For each entry below, write an exact copy and leave out the images.

**Records supplied**
-------

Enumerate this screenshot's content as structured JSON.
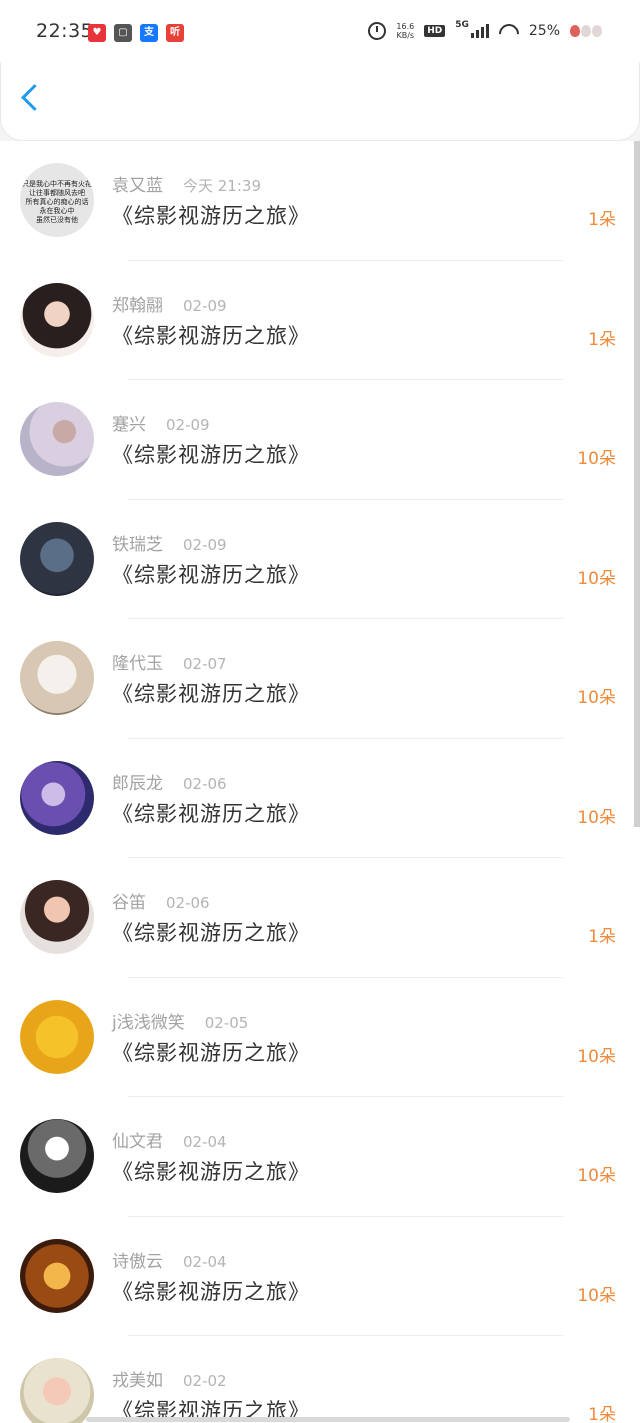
{
  "status_bar": {
    "time": "22:35",
    "net_speed_value": "16.6",
    "net_speed_unit": "KB/s",
    "hd_label": "HD",
    "network_label": "5G",
    "battery": "25%"
  },
  "header": {
    "back_icon": "chevron-left-icon"
  },
  "entries": [
    {
      "name": "袁又蓝",
      "date": "今天 21:39",
      "book": "《综影视游历之旅》",
      "gift": "1朵",
      "avatar_text": "只是我心中不再有火花\n让往事都随风去吧\n所有真心的痴心的话\n永在我心中\n虽然已没有他"
    },
    {
      "name": "郑翰翮",
      "date": "02-09",
      "book": "《综影视游历之旅》",
      "gift": "1朵"
    },
    {
      "name": "蹇兴",
      "date": "02-09",
      "book": "《综影视游历之旅》",
      "gift": "10朵"
    },
    {
      "name": "铁瑞芝",
      "date": "02-09",
      "book": "《综影视游历之旅》",
      "gift": "10朵"
    },
    {
      "name": "隆代玉",
      "date": "02-07",
      "book": "《综影视游历之旅》",
      "gift": "10朵"
    },
    {
      "name": "郎辰龙",
      "date": "02-06",
      "book": "《综影视游历之旅》",
      "gift": "10朵"
    },
    {
      "name": "谷笛",
      "date": "02-06",
      "book": "《综影视游历之旅》",
      "gift": "1朵"
    },
    {
      "name": "j浅浅微笑",
      "date": "02-05",
      "book": "《综影视游历之旅》",
      "gift": "10朵"
    },
    {
      "name": "仙文君",
      "date": "02-04",
      "book": "《综影视游历之旅》",
      "gift": "10朵"
    },
    {
      "name": "诗傲云",
      "date": "02-04",
      "book": "《综影视游历之旅》",
      "gift": "10朵"
    },
    {
      "name": "戎美如",
      "date": "02-02",
      "book": "《综影视游历之旅》",
      "gift": "1朵"
    }
  ],
  "colors": {
    "accent_blue": "#1e9bf0",
    "gift_orange": "#f08a3c"
  }
}
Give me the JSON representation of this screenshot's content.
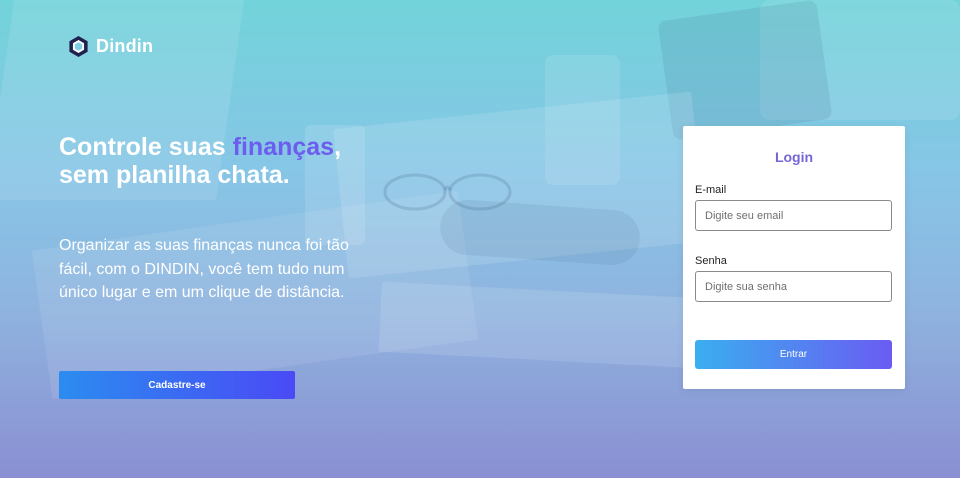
{
  "brand": {
    "name": "Dindin",
    "icon": "hexagon-logo-icon",
    "logo_color": "#1f2250"
  },
  "hero": {
    "headline_before": "Controle suas ",
    "headline_accent": "finanças",
    "headline_after": ",",
    "headline_line2": "sem planilha chata.",
    "description": "Organizar as suas finanças nunca foi tão fácil, com o DINDIN, você tem tudo num único lugar e em um clique de distância.",
    "signup_label": "Cadastre-se"
  },
  "login": {
    "title": "Login",
    "email_label": "E-mail",
    "email_placeholder": "Digite seu email",
    "email_value": "",
    "password_label": "Senha",
    "password_placeholder": "Digite sua senha",
    "password_value": "",
    "submit_label": "Entrar"
  },
  "colors": {
    "accent": "#6d5cf0",
    "login_title": "#7466d4",
    "button_gradient_start": "#2b8cf0",
    "button_gradient_end": "#4a4af5"
  }
}
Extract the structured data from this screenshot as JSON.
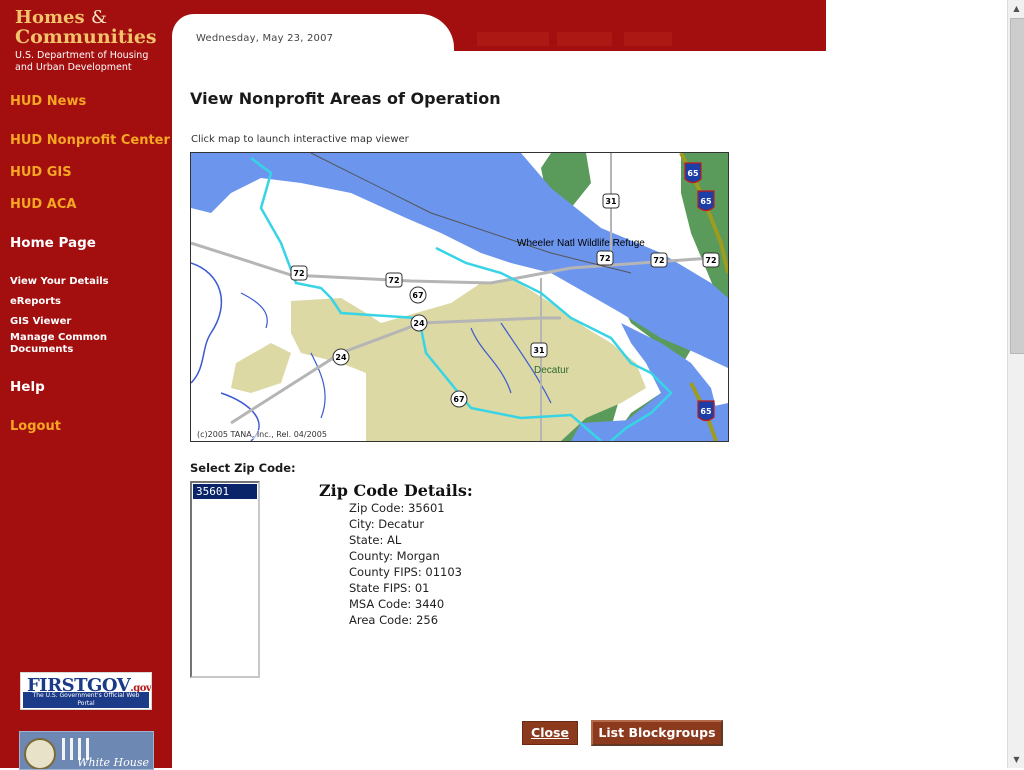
{
  "brand": {
    "line1": "Homes",
    "amp": "&",
    "line2": "Communities",
    "sub1": "U.S. Department of Housing",
    "sub2": "and Urban Development"
  },
  "nav": {
    "hud_news": "HUD News",
    "hud_nonprofit_center": "HUD Nonprofit Center",
    "hud_gis": "HUD GIS",
    "hud_aca": "HUD ACA",
    "home_page": "Home Page",
    "view_your_details": "View Your Details",
    "ereports": "eReports",
    "gis_viewer": "GIS Viewer",
    "manage_common_documents": "Manage Common Documents",
    "help": "Help",
    "logout": "Logout"
  },
  "badges": {
    "firstgov": "FIRSTGOV",
    "firstgov_suffix": ".gov",
    "firstgov_tagline": "The U.S. Government's Official Web Portal",
    "whitehouse": "White House"
  },
  "header": {
    "date": "Wednesday, May 23, 2007"
  },
  "main": {
    "title": "View Nonprofit Areas of Operation",
    "map_hint": "Click map to launch interactive map viewer"
  },
  "map": {
    "copyright": "(c)2005 TANA, Inc., Rel. 04/2005",
    "place_labels": {
      "refuge": "Wheeler Natl Wildlife Refuge",
      "city": "Decatur"
    },
    "route_shields": {
      "i65_a": "65",
      "i65_b": "65",
      "i65_c": "65",
      "us31_a": "31",
      "us31_b": "31",
      "us72_a": "72",
      "us72_b": "72",
      "us72_c": "72",
      "us72_d": "72",
      "us72_e": "72",
      "sr67_a": "67",
      "sr67_b": "67",
      "sr24_a": "24",
      "sr24_b": "24"
    },
    "colors": {
      "water": "#6c95ee",
      "urban": "#dcd9a4",
      "forest": "#5a9a5a",
      "boundary": "#37d4e6"
    }
  },
  "zip": {
    "select_label": "Select Zip Code:",
    "options": [
      "35601"
    ],
    "selected": "35601"
  },
  "details": {
    "title": "Zip Code Details:",
    "zip_code": "Zip Code: 35601",
    "city": "City: Decatur",
    "state": "State: AL",
    "county": "County: Morgan",
    "county_fips": "County FIPS: 01103",
    "state_fips": "State FIPS: 01",
    "msa_code": "MSA Code: 3440",
    "area_code": "Area Code: 256"
  },
  "buttons": {
    "close": "Close",
    "list_blockgroups": "List Blockgroups"
  },
  "scrollbar": {
    "up_icon": "arrow-up-icon",
    "down_icon": "arrow-down-icon"
  }
}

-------

**Reply**
Enumerate this screenshot's content as structured JSON.
{
  "status_bar": {
    "time": "22:35",
    "net_speed_value": "16.6",
    "net_speed_unit": "KB/s",
    "hd_label": "HD",
    "network_label": "5G",
    "battery": "25%"
  },
  "header": {
    "back_icon": "chevron-left-icon"
  },
  "entries": [
    {
      "name": "袁又蓝",
      "date": "今天 21:39",
      "book": "《综影视游历之旅》",
      "gift": "1朵",
      "avatar_text": "只是我心中不再有火花\n让往事都随风去吧\n所有真心的痴心的话\n永在我心中\n虽然已没有他"
    },
    {
      "name": "郑翰翮",
      "date": "02-09",
      "book": "《综影视游历之旅》",
      "gift": "1朵"
    },
    {
      "name": "蹇兴",
      "date": "02-09",
      "book": "《综影视游历之旅》",
      "gift": "10朵"
    },
    {
      "name": "铁瑞芝",
      "date": "02-09",
      "book": "《综影视游历之旅》",
      "gift": "10朵"
    },
    {
      "name": "隆代玉",
      "date": "02-07",
      "book": "《综影视游历之旅》",
      "gift": "10朵"
    },
    {
      "name": "郎辰龙",
      "date": "02-06",
      "book": "《综影视游历之旅》",
      "gift": "10朵"
    },
    {
      "name": "谷笛",
      "date": "02-06",
      "book": "《综影视游历之旅》",
      "gift": "1朵"
    },
    {
      "name": "j浅浅微笑",
      "date": "02-05",
      "book": "《综影视游历之旅》",
      "gift": "10朵"
    },
    {
      "name": "仙文君",
      "date": "02-04",
      "book": "《综影视游历之旅》",
      "gift": "10朵"
    },
    {
      "name": "诗傲云",
      "date": "02-04",
      "book": "《综影视游历之旅》",
      "gift": "10朵"
    },
    {
      "name": "戎美如",
      "date": "02-02",
      "book": "《综影视游历之旅》",
      "gift": "1朵"
    }
  ],
  "colors": {
    "accent_blue": "#1e9bf0",
    "gift_orange": "#f08a3c"
  }
}
Give me the JSON representation of this screenshot's content.
{
  "brand": {
    "name": "Dindin",
    "icon": "hexagon-logo-icon",
    "logo_color": "#1f2250"
  },
  "hero": {
    "headline_before": "Controle suas ",
    "headline_accent": "finanças",
    "headline_after": ",",
    "headline_line2": "sem planilha chata.",
    "description": "Organizar as suas finanças nunca foi tão fácil, com o DINDIN, você tem tudo num único lugar e em um clique de distância.",
    "signup_label": "Cadastre-se"
  },
  "login": {
    "title": "Login",
    "email_label": "E-mail",
    "email_placeholder": "Digite seu email",
    "email_value": "",
    "password_label": "Senha",
    "password_placeholder": "Digite sua senha",
    "password_value": "",
    "submit_label": "Entrar"
  },
  "colors": {
    "accent": "#6d5cf0",
    "login_title": "#7466d4",
    "button_gradient_start": "#2b8cf0",
    "button_gradient_end": "#4a4af5"
  }
}
Extract the structured data from this screenshot as JSON.
{
  "brand": {
    "line1": "Homes",
    "amp": "&",
    "line2": "Communities",
    "sub1": "U.S. Department of Housing",
    "sub2": "and Urban Development"
  },
  "nav": {
    "hud_news": "HUD News",
    "hud_nonprofit_center": "HUD Nonprofit Center",
    "hud_gis": "HUD GIS",
    "hud_aca": "HUD ACA",
    "home_page": "Home Page",
    "view_your_details": "View Your Details",
    "ereports": "eReports",
    "gis_viewer": "GIS Viewer",
    "manage_common_documents": "Manage Common Documents",
    "help": "Help",
    "logout": "Logout"
  },
  "badges": {
    "firstgov": "FIRSTGOV",
    "firstgov_suffix": ".gov",
    "firstgov_tagline": "The U.S. Government's Official Web Portal",
    "whitehouse": "White House"
  },
  "header": {
    "date": "Wednesday, May 23, 2007"
  },
  "main": {
    "title": "View Nonprofit Areas of Operation",
    "map_hint": "Click map to launch interactive map viewer"
  },
  "map": {
    "copyright": "(c)2005 TANA, Inc., Rel. 04/2005",
    "place_labels": {
      "refuge": "Wheeler Natl Wildlife Refuge",
      "city": "Decatur"
    },
    "route_shields": {
      "i65_a": "65",
      "i65_b": "65",
      "i65_c": "65",
      "us31_a": "31",
      "us31_b": "31",
      "us72_a": "72",
      "us72_b": "72",
      "us72_c": "72",
      "us72_d": "72",
      "us72_e": "72",
      "sr67_a": "67",
      "sr67_b": "67",
      "sr24_a": "24",
      "sr24_b": "24"
    },
    "colors": {
      "water": "#6c95ee",
      "urban": "#dcd9a4",
      "forest": "#5a9a5a",
      "boundary": "#37d4e6"
    }
  },
  "zip": {
    "select_label": "Select Zip Code:",
    "options": [
      "35601"
    ],
    "selected": "35601"
  },
  "details": {
    "title": "Zip Code Details:",
    "zip_code": "Zip Code: 35601",
    "city": "City: Decatur",
    "state": "State: AL",
    "county": "County: Morgan",
    "county_fips": "County FIPS: 01103",
    "state_fips": "State FIPS: 01",
    "msa_code": "MSA Code: 3440",
    "area_code": "Area Code: 256"
  },
  "buttons": {
    "close": "Close",
    "list_blockgroups": "List Blockgroups"
  },
  "scrollbar": {
    "up_icon": "arrow-up-icon",
    "down_icon": "arrow-down-icon"
  }
}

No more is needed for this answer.